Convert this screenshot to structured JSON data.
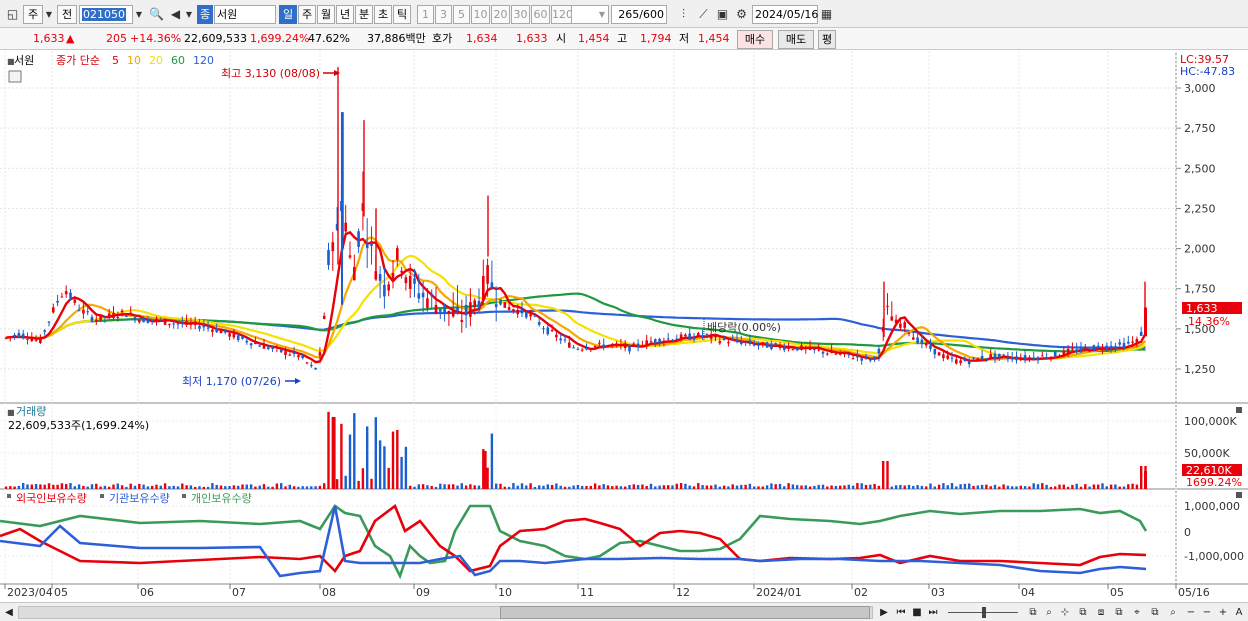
{
  "toolbar": {
    "ju_label": "주",
    "jeon_label": "전",
    "stock_code": "021050",
    "jong_badge": "종",
    "stock_name": "서원",
    "period_tabs": [
      "일",
      "주",
      "월",
      "년",
      "분",
      "초",
      "틱"
    ],
    "interval_tabs": [
      "1",
      "3",
      "5",
      "10",
      "20",
      "30",
      "60",
      "120"
    ],
    "count_value": "265",
    "count_total": "/600",
    "date_value": "2024/05/16"
  },
  "info": {
    "price": "1,633",
    "arrow": "▲",
    "change": "205",
    "change_pct": "+14.36%",
    "volume": "22,609,533",
    "volume_pct": "1,699.24%",
    "turnover_pct": "47.62%",
    "amount": "37,886백만",
    "hoga_label": "호가",
    "hoga1": "1,634",
    "hoga2": "1,633",
    "open_label": "시",
    "open": "1,454",
    "high_label": "고",
    "high": "1,794",
    "low_label": "저",
    "low": "1,454",
    "buy_btn": "매수",
    "sell_btn": "매도",
    "extra_btn": "평"
  },
  "price_panel": {
    "name_label": "서원",
    "ma_label": "종가 단순",
    "ma_periods": [
      "5",
      "10",
      "20",
      "60",
      "120"
    ],
    "ma_colors": [
      "#e8000b",
      "#f5a800",
      "#f5e000",
      "#1e9a3c",
      "#2c5fd8"
    ],
    "lc_label": "LC:39.57",
    "hc_label": "HC:-47.83",
    "high_note": "최고 3,130 (08/08)",
    "low_note": "최저 1,170 (07/26)",
    "dividend_note": "배당락(0.00%)",
    "last_price_tag": "1,633",
    "last_pct_tag": "14.36%",
    "y_ticks": [
      "3,000",
      "2,750",
      "2,500",
      "2,250",
      "2,000",
      "1,750",
      "1,500",
      "1,250"
    ]
  },
  "volume_panel": {
    "title": "거래량",
    "value_text": "22,609,533주(1,699.24%)",
    "y_ticks": [
      "100,000K",
      "50,000K"
    ],
    "last_tag": "22,610K",
    "last_pct": "1699.24%"
  },
  "holdings_panel": {
    "series_labels": [
      "외국인보유수량",
      "기관보유수량",
      "개인보유수량"
    ],
    "series_colors": [
      "#e8000b",
      "#2c5fd8",
      "#3a9a5a"
    ],
    "y_ticks": [
      "1,000,000",
      "0",
      "-1,000,000"
    ]
  },
  "x_axis": {
    "labels": [
      "2023/04",
      "05",
      "06",
      "07",
      "08",
      "09",
      "10",
      "11",
      "12",
      "2024/01",
      "02",
      "03",
      "04",
      "05",
      "05/16"
    ]
  },
  "chart_data": {
    "type": "candlestick",
    "price_range": [
      1150,
      3200
    ],
    "highest": {
      "value": 3130,
      "date": "08/08"
    },
    "lowest": {
      "value": 1170,
      "date": "07/26"
    },
    "last": {
      "price": 1633,
      "change_pct": 14.36
    }
  }
}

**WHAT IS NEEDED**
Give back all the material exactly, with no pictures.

**OUTPUT FOR THIS EXERCISE**
Convert this screenshot to structured JSON data.
{
  "toolbar": {
    "ju_label": "주",
    "jeon_label": "전",
    "stock_code": "021050",
    "jong_badge": "종",
    "stock_name": "서원",
    "period_tabs": [
      "일",
      "주",
      "월",
      "년",
      "분",
      "초",
      "틱"
    ],
    "interval_tabs": [
      "1",
      "3",
      "5",
      "10",
      "20",
      "30",
      "60",
      "120"
    ],
    "count_value": "265",
    "count_total": "/600",
    "date_value": "2024/05/16"
  },
  "info": {
    "price": "1,633",
    "arrow": "▲",
    "change": "205",
    "change_pct": "+14.36%",
    "volume": "22,609,533",
    "volume_pct": "1,699.24%",
    "turnover_pct": "47.62%",
    "amount": "37,886백만",
    "hoga_label": "호가",
    "hoga1": "1,634",
    "hoga2": "1,633",
    "open_label": "시",
    "open": "1,454",
    "high_label": "고",
    "high": "1,794",
    "low_label": "저",
    "low": "1,454",
    "buy_btn": "매수",
    "sell_btn": "매도",
    "extra_btn": "평"
  },
  "price_panel": {
    "name_label": "서원",
    "ma_label": "종가 단순",
    "ma_periods": [
      "5",
      "10",
      "20",
      "60",
      "120"
    ],
    "ma_colors": [
      "#e8000b",
      "#f5a800",
      "#f5e000",
      "#1e9a3c",
      "#2c5fd8"
    ],
    "lc_label": "LC:39.57",
    "hc_label": "HC:-47.83",
    "high_note": "최고 3,130 (08/08)",
    "low_note": "최저 1,170 (07/26)",
    "dividend_note": "배당락(0.00%)",
    "last_price_tag": "1,633",
    "last_pct_tag": "14.36%",
    "y_ticks": [
      "3,000",
      "2,750",
      "2,500",
      "2,250",
      "2,000",
      "1,750",
      "1,500",
      "1,250"
    ]
  },
  "volume_panel": {
    "title": "거래량",
    "value_text": "22,609,533주(1,699.24%)",
    "y_ticks": [
      "100,000K",
      "50,000K"
    ],
    "last_tag": "22,610K",
    "last_pct": "1699.24%"
  },
  "holdings_panel": {
    "series_labels": [
      "외국인보유수량",
      "기관보유수량",
      "개인보유수량"
    ],
    "series_colors": [
      "#e8000b",
      "#2c5fd8",
      "#3a9a5a"
    ],
    "y_ticks": [
      "1,000,000",
      "0",
      "-1,000,000"
    ]
  },
  "x_axis": {
    "labels": [
      "2023/04",
      "05",
      "06",
      "07",
      "08",
      "09",
      "10",
      "11",
      "12",
      "2024/01",
      "02",
      "03",
      "04",
      "05",
      "05/16"
    ]
  },
  "chart_data": {
    "type": "candlestick",
    "price_range": [
      1150,
      3200
    ],
    "highest": {
      "value": 3130,
      "date": "08/08"
    },
    "lowest": {
      "value": 1170,
      "date": "07/26"
    },
    "last": {
      "price": 1633,
      "change_pct": 14.36
    }
  }
}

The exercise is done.